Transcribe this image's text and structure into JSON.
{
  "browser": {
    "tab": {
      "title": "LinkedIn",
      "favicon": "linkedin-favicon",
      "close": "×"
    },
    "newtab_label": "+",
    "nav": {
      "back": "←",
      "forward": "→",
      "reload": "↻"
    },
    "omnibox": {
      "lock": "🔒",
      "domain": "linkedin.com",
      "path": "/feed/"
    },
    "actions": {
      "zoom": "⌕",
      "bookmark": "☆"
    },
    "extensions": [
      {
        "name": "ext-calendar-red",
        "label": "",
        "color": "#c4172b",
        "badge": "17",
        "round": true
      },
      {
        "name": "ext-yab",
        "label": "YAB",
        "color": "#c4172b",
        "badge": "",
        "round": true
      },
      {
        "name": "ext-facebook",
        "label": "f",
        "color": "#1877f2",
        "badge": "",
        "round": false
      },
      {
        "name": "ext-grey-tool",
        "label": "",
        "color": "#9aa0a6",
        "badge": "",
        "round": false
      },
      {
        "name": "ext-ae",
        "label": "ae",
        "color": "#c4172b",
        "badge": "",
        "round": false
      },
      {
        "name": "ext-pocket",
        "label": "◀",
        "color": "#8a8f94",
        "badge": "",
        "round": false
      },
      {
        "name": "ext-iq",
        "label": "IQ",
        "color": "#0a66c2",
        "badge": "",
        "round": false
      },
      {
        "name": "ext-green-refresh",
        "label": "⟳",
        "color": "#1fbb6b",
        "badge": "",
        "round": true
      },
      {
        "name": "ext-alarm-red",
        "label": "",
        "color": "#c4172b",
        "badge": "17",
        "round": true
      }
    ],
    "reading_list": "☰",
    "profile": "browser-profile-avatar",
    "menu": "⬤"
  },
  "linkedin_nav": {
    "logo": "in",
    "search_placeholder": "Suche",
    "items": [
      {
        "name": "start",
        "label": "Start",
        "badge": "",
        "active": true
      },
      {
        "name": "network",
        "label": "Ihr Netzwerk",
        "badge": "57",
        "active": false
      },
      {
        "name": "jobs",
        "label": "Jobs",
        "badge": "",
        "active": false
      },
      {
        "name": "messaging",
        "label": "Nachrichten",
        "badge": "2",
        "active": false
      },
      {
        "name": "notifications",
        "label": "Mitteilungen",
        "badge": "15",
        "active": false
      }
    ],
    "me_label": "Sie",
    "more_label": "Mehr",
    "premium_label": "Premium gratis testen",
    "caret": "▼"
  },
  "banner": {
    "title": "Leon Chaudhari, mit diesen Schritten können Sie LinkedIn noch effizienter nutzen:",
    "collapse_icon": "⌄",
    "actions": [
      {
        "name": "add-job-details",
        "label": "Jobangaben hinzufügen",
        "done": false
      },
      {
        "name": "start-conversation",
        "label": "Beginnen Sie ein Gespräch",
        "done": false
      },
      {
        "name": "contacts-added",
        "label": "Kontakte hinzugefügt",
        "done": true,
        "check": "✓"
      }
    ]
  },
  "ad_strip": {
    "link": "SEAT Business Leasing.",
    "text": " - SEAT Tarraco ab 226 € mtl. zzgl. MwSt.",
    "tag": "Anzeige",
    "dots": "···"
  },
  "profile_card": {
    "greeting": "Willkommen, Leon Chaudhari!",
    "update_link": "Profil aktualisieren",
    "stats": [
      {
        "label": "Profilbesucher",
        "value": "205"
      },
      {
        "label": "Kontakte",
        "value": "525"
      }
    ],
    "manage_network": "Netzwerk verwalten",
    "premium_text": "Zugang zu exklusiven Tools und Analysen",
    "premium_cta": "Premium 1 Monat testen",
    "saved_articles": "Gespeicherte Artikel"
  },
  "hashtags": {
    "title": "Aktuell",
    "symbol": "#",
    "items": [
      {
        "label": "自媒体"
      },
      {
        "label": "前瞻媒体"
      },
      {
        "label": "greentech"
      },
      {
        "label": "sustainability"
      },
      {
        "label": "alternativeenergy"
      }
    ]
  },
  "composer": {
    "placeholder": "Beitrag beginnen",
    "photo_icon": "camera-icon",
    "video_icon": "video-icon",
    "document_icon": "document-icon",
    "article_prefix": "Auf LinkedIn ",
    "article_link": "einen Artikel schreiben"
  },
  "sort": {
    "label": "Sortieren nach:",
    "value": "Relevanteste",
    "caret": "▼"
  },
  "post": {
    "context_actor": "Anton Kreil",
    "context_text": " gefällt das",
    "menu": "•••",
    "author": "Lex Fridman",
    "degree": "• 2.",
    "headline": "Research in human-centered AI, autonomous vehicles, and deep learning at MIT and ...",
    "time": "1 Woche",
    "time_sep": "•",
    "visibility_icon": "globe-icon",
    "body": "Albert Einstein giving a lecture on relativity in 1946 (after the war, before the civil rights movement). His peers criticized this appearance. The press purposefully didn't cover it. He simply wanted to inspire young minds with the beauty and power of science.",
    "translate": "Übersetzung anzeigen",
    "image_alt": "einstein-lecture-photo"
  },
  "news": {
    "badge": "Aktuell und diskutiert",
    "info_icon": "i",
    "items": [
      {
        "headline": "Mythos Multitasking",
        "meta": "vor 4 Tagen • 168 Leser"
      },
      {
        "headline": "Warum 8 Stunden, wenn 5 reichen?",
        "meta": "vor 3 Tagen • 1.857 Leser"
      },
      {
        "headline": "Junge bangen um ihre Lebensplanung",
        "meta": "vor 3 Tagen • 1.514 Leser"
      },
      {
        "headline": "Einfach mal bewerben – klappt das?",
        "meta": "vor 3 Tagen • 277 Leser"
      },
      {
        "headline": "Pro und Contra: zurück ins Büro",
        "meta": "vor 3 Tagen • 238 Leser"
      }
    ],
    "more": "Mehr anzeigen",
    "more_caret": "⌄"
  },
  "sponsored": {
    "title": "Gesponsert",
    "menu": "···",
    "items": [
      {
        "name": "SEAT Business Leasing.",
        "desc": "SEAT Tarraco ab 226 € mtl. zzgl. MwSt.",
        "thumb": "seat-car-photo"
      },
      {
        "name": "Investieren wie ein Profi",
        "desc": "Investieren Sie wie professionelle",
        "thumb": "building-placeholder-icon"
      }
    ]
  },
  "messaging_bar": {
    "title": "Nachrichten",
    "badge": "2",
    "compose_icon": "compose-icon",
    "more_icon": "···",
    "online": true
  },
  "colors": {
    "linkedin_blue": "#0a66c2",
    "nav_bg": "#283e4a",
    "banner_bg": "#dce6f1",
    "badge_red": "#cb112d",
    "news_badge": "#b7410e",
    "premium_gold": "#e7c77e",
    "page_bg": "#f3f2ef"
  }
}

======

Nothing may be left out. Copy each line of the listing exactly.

Transcribe this image's text and structure into JSON.
{
  "browser": {
    "tab": {
      "title": "LinkedIn",
      "favicon": "linkedin-favicon",
      "close": "×"
    },
    "newtab_label": "+",
    "nav": {
      "back": "←",
      "forward": "→",
      "reload": "↻"
    },
    "omnibox": {
      "lock": "🔒",
      "domain": "linkedin.com",
      "path": "/feed/"
    },
    "actions": {
      "zoom": "⌕",
      "bookmark": "☆"
    },
    "extensions": [
      {
        "name": "ext-calendar-red",
        "label": "",
        "color": "#c4172b",
        "badge": "17",
        "round": true
      },
      {
        "name": "ext-yab",
        "label": "YAB",
        "color": "#c4172b",
        "badge": "",
        "round": true
      },
      {
        "name": "ext-facebook",
        "label": "f",
        "color": "#1877f2",
        "badge": "",
        "round": false
      },
      {
        "name": "ext-grey-tool",
        "label": "",
        "color": "#9aa0a6",
        "badge": "",
        "round": false
      },
      {
        "name": "ext-ae",
        "label": "ae",
        "color": "#c4172b",
        "badge": "",
        "round": false
      },
      {
        "name": "ext-pocket",
        "label": "◀",
        "color": "#8a8f94",
        "badge": "",
        "round": false
      },
      {
        "name": "ext-iq",
        "label": "IQ",
        "color": "#0a66c2",
        "badge": "",
        "round": false
      },
      {
        "name": "ext-green-refresh",
        "label": "⟳",
        "color": "#1fbb6b",
        "badge": "",
        "round": true
      },
      {
        "name": "ext-alarm-red",
        "label": "",
        "color": "#c4172b",
        "badge": "17",
        "round": true
      }
    ],
    "reading_list": "☰",
    "profile": "browser-profile-avatar",
    "menu": "⬤"
  },
  "linkedin_nav": {
    "logo": "in",
    "search_placeholder": "Suche",
    "items": [
      {
        "name": "start",
        "label": "Start",
        "badge": "",
        "active": true
      },
      {
        "name": "network",
        "label": "Ihr Netzwerk",
        "badge": "57",
        "active": false
      },
      {
        "name": "jobs",
        "label": "Jobs",
        "badge": "",
        "active": false
      },
      {
        "name": "messaging",
        "label": "Nachrichten",
        "badge": "2",
        "active": false
      },
      {
        "name": "notifications",
        "label": "Mitteilungen",
        "badge": "15",
        "active": false
      }
    ],
    "me_label": "Sie",
    "more_label": "Mehr",
    "premium_label": "Premium gratis testen",
    "caret": "▼"
  },
  "banner": {
    "title": "Leon Chaudhari, mit diesen Schritten können Sie LinkedIn noch effizienter nutzen:",
    "collapse_icon": "⌄",
    "actions": [
      {
        "name": "add-job-details",
        "label": "Jobangaben hinzufügen",
        "done": false
      },
      {
        "name": "start-conversation",
        "label": "Beginnen Sie ein Gespräch",
        "done": false
      },
      {
        "name": "contacts-added",
        "label": "Kontakte hinzugefügt",
        "done": true,
        "check": "✓"
      }
    ]
  },
  "ad_strip": {
    "link": "SEAT Business Leasing.",
    "text": " - SEAT Tarraco ab 226 € mtl. zzgl. MwSt.",
    "tag": "Anzeige",
    "dots": "···"
  },
  "profile_card": {
    "greeting": "Willkommen, Leon Chaudhari!",
    "update_link": "Profil aktualisieren",
    "stats": [
      {
        "label": "Profilbesucher",
        "value": "205"
      },
      {
        "label": "Kontakte",
        "value": "525"
      }
    ],
    "manage_network": "Netzwerk verwalten",
    "premium_text": "Zugang zu exklusiven Tools und Analysen",
    "premium_cta": "Premium 1 Monat testen",
    "saved_articles": "Gespeicherte Artikel"
  },
  "hashtags": {
    "title": "Aktuell",
    "symbol": "#",
    "items": [
      {
        "label": "自媒体"
      },
      {
        "label": "前瞻媒体"
      },
      {
        "label": "greentech"
      },
      {
        "label": "sustainability"
      },
      {
        "label": "alternativeenergy"
      }
    ]
  },
  "composer": {
    "placeholder": "Beitrag beginnen",
    "photo_icon": "camera-icon",
    "video_icon": "video-icon",
    "document_icon": "document-icon",
    "article_prefix": "Auf LinkedIn ",
    "article_link": "einen Artikel schreiben"
  },
  "sort": {
    "label": "Sortieren nach:",
    "value": "Relevanteste",
    "caret": "▼"
  },
  "post": {
    "context_actor": "Anton Kreil",
    "context_text": " gefällt das",
    "menu": "•••",
    "author": "Lex Fridman",
    "degree": "• 2.",
    "headline": "Research in human-centered AI, autonomous vehicles, and deep learning at MIT and ...",
    "time": "1 Woche",
    "time_sep": "•",
    "visibility_icon": "globe-icon",
    "body": "Albert Einstein giving a lecture on relativity in 1946 (after the war, before the civil rights movement). His peers criticized this appearance. The press purposefully didn't cover it. He simply wanted to inspire young minds with the beauty and power of science.",
    "translate": "Übersetzung anzeigen",
    "image_alt": "einstein-lecture-photo"
  },
  "news": {
    "badge": "Aktuell und diskutiert",
    "info_icon": "i",
    "items": [
      {
        "headline": "Mythos Multitasking",
        "meta": "vor 4 Tagen • 168 Leser"
      },
      {
        "headline": "Warum 8 Stunden, wenn 5 reichen?",
        "meta": "vor 3 Tagen • 1.857 Leser"
      },
      {
        "headline": "Junge bangen um ihre Lebensplanung",
        "meta": "vor 3 Tagen • 1.514 Leser"
      },
      {
        "headline": "Einfach mal bewerben – klappt das?",
        "meta": "vor 3 Tagen • 277 Leser"
      },
      {
        "headline": "Pro und Contra: zurück ins Büro",
        "meta": "vor 3 Tagen • 238 Leser"
      }
    ],
    "more": "Mehr anzeigen",
    "more_caret": "⌄"
  },
  "sponsored": {
    "title": "Gesponsert",
    "menu": "···",
    "items": [
      {
        "name": "SEAT Business Leasing.",
        "desc": "SEAT Tarraco ab 226 € mtl. zzgl. MwSt.",
        "thumb": "seat-car-photo"
      },
      {
        "name": "Investieren wie ein Profi",
        "desc": "Investieren Sie wie professionelle",
        "thumb": "building-placeholder-icon"
      }
    ]
  },
  "messaging_bar": {
    "title": "Nachrichten",
    "badge": "2",
    "compose_icon": "compose-icon",
    "more_icon": "···",
    "online": true
  },
  "colors": {
    "linkedin_blue": "#0a66c2",
    "nav_bg": "#283e4a",
    "banner_bg": "#dce6f1",
    "badge_red": "#cb112d",
    "news_badge": "#b7410e",
    "premium_gold": "#e7c77e",
    "page_bg": "#f3f2ef"
  }
}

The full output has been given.